16 June, 2016
The United States Department of Defense developed some of the technology that led to the internet.
Defense department workers built what they say was the first workable model for the internet many years ago. The goal was for U.S. universities and researchers to share information. Later, the goal became data sharing between the U.S. and other countries.
Because of that work, and others, the world is now more connected than ever. There is more information stored online than any of the internet's creators could have imagined. But that also means it is harder than ever to keep important data safe from criminals.
Steve Welby is the Defense Department's Chief Technology Officer. He spoke with VOA about some of the issues the department faces in protecting its information from cyber attacks.
Welby says the growth of data available on computer systems is "both an opportunity and a challenge."
Almost everything the Department of Defense does involves some kind of software, he notes. And if a hacker attacks a small weakness in a program, it can bring down an entire wall of cyber defense. That is why he believes that defending cyberspace may be just as important as defending air, land, sea and space.
But that kind of work is not always easy.
James Lewis is Strategic Technologies Program Director at the Center for Strategic and International Studies.
He says the tradition of using simple "Band-Aid" solutions to correct small problems in cyber defense is a mistake.
Lewis says there are other militaries with computer experts that are as good as those in the United States. He says hackers will eventually find ways through virtual walls if they have time and resources.
"It's not so much that our defenses are weak," Lewis says. "It's just that they are hard to defend against."
Welby says the Defense Department is trying to develop systems that are easy to defend, instead of turning to products from the marketplace.
Lewis says one problem the department faces is that some of its computer systems are very old. And old systems are hard to protect.
He says, "within three years, five years, they [opponents] know every bug, they know every opening, they know every vulnerability..."
But help could be on the way.
U.S. Defense Secretary Ash Carter is working with technology developers who may be able to improve defenses in the U.S. Carter met last week with Elon Musk, the founder of SpaceX and product developer of Tesla Motors.
I'm Anne Ball.

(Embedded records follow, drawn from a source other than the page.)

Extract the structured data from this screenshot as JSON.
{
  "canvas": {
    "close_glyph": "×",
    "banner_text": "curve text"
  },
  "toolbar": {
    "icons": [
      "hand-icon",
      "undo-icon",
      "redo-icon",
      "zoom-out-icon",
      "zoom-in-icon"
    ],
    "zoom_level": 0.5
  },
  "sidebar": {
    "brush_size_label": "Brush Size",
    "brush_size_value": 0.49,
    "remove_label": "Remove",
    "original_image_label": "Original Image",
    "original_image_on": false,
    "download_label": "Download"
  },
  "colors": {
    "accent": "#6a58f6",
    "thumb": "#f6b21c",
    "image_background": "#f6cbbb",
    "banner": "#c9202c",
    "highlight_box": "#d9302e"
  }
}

Carla Babb wrote this story for VOANews. Dan Friedell adapted it for Learning English. George Grow was the editor.
Do you think there will be a new way to keep data safe on the internet? We want to know. Write to us in the Comments Section or on 51VOA.COM.
Words in This Story
bug – n. a problem that prevents a computer program or system from working properly
cyber – adj. related to work with computers
virtual – adj. existing or occurring on computers or on the Internet
Band-Aid – adj. related to the brand name of small bandage; able to help or improve something only for a short period of time
network – n. a system of computers and other devices (such as printers) that are connected to each other
data – n. information that is produced or stored by a computer
opportunity – n. an amount of time or a situation in which something can be done
challenge – n. a difficult task or problem; something that is hard to do
hacker – n. a person who secretly gets access to a computer system in order to get information or cause damage; a person who hacks into a computer system